Payton officially received his Tony Award for "Millie" in 2002, presented to him at a press conference by Tulsa Mayor Bill LaFortune.
"Larry was a truly amazing gentleman and great, great friend and partner," Cathy Rigby said.
"He flew with us to Neverland for the past 20-plus years. He was always there to be supportive whenever there was a need and always spoke of his faith and family with great love and passion. His humanity and devotion to making this world a better place will be his legacy."
John Scott, longtime director of the Tulsa Performing Arts Center, became a close personal friend of Payton's, watching as he went from offering "a series of one-nighters to weeklong shows and from there to multi-week runs for the bigger shows."
"The growth was just phenomenal and it was a real treat to see it. I don't think most people know the financial risk promoters like Larry take on."
"We at the PAC feel his loss very deeply," Scott added. "And his reach went far beyond the Broadway world. He made everyone he knew feel very special."
Finding shows to bring to Tulsa and the six other regional markets his company services kept Payton on the road frequently.
He was interested in theater of all kinds, not just blockbuster shows, and liked to keep his offerings as family-friendly as possible, even occasionally asking producers to tone down certain scenes, a request he said they rarely objected to.
A longtime active leader with Tulsa's Parkview Baptist Church, Payton also enjoyed encouraging and promoting religious-themed stage fare, and was a producer for the biblically based touring show "The Rock and the Rabbi."
He also brought to Oklahoma the four plays in the "Greater Tuna" series, co-written and performed by Jaston Williams and Bartlesville native Joe Sears.
Sears praised Payton, noting that with the fun and laughter of "Tuna," he "helped bring thousands of Oklahomans into the live theater when they might never had done that."
Among other notable achievements, Payton was a producer for the 1999 revival of "You're a Good Man, Charlie Brown," which earned Broken Arrow native Kristin Chenoweth a Tony Award and helped launch her career.
Jack Eldon, a vice president with Disney Theatrical Group, worked with Payton on such projects as "Beauty and the Beast," the national touring production created in Tulsa in 1999.
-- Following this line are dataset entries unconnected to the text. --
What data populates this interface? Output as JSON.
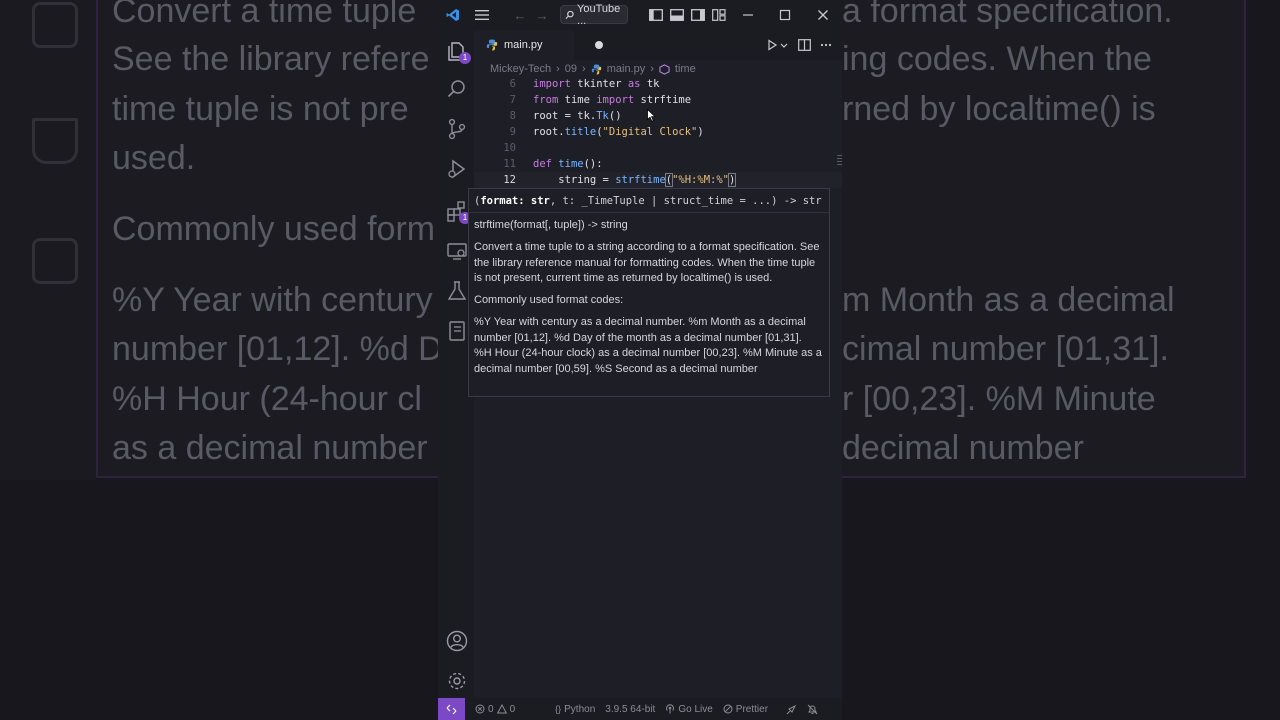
{
  "background": {
    "lines": [
      "Convert a time tuple",
      "See the library refere",
      "time tuple is not pre",
      "used.",
      "Commonly used form",
      "%Y Year with century",
      "number [01,12]. %d D",
      "%H Hour (24-hour cl",
      "as a decimal number"
    ],
    "right_lines": [
      "a format specification.",
      "ing codes. When the",
      "rned by localtime() is",
      "m Month as a decimal",
      "cimal number [01,31].",
      "r [00,23]. %M Minute",
      "decimal number"
    ]
  },
  "titlebar": {
    "search_label": "YouTube ..."
  },
  "activity": {
    "explorer_badge": "1",
    "extensions_badge": "1"
  },
  "tab": {
    "filename": "main.py"
  },
  "breadcrumb": {
    "root": "Mickey-Tech",
    "folder": "09",
    "file": "main.py",
    "symbol": "time"
  },
  "code": {
    "line_numbers": [
      "6",
      "7",
      "8",
      "9",
      "10",
      "11",
      "12"
    ],
    "l6": {
      "a": "import",
      "b": " tkinter ",
      "c": "as",
      "d": " tk"
    },
    "l7": {
      "a": "from",
      "b": " time ",
      "c": "import",
      "d": " strftime"
    },
    "l8": {
      "a": "root = tk.",
      "b": "Tk",
      "c": "()"
    },
    "l9": {
      "a": "root.",
      "b": "title",
      "c": "(",
      "d": "\"Digital Clock\"",
      "e": ")"
    },
    "l11": {
      "a": "def",
      "b": " ",
      "c": "time",
      "d": "():"
    },
    "l12": {
      "a": "    string = ",
      "b": "strftime",
      "c": "(",
      "d": "\"%H:%M:%\"",
      "e": ")"
    }
  },
  "hover": {
    "sig_open": "(",
    "sig_param": "format: str",
    "sig_rest": ", t: _TimeTuple | struct_time = ...) -> str",
    "p1": "strftime(format[, tuple]) -> string",
    "p2": "Convert a time tuple to a string according to a format specification. See the library reference manual for formatting codes. When the time tuple is not present, current time as returned by localtime() is used.",
    "p3": "Commonly used format codes:",
    "p4": "%Y Year with century as a decimal number. %m Month as a decimal number [01,12]. %d Day of the month as a decimal number [01,31]. %H Hour (24-hour clock) as a decimal number [00,23]. %M Minute as a decimal number [00,59]. %S Second as a decimal number"
  },
  "statusbar": {
    "errors": "0",
    "warnings": "0",
    "language": "Python",
    "interpreter": "3.9.5 64-bit",
    "live": "Go Live",
    "prettier": "Prettier"
  },
  "colors": {
    "accent": "#7b49c6",
    "keyword": "#c77de0",
    "function": "#79b8ff",
    "string": "#e6c07b"
  }
}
"Everyone at Disney Theatrical is terribly saddened by the news," Eldon said. "Larry was a consummate professional and made everyone's lives richer through his dedication to bringing the best of Broadway to the many markets of Celebrity Attractions."
Beyond the theater, Payton was a board member of Lifeway, the largest Christian retailer in the country.
He had also been actively involved with Fellowship of Christian Athletes since college and was a board member for the state chapter.
Among his awards, Payton was the Tulsa Metro Chamber of Commerce's 1997 Small Business Person of the Year, and in 2006, the Broadway League presented him its Outstanding Achievement in Presenter Management Award.
"Beyond his business contribution, Larry's legacy will continue to impact through the work he did in his church and community," his brother, Ed, said.
Payton was a graduate of Ritenour Senior High School in St. Louis and Southwest Baptist University in Bolivar, Mo., for which he was also a board member.
Payton's survivors include wife, Kay; two children, Drew and Laura; and his brother, Ed.
World Scene Writer James D. Watts Jr. contributed to this report.
Original Print Headline: Celebrity Attractions founder Larry Payton dies at 64
Tim Stanley 918-581-8385
Larry Payton speaks last month at the Performing Arts Center in Tulsa during the announcement of Celebrity Attractions' 2013-14 season. CHRISTOPHER SMITH / Tulsa World
Larry Payton, founder and president of Tulsa-based Celebrity Attractions, died unexpectedly on Monday. He was 64. Tulsa World file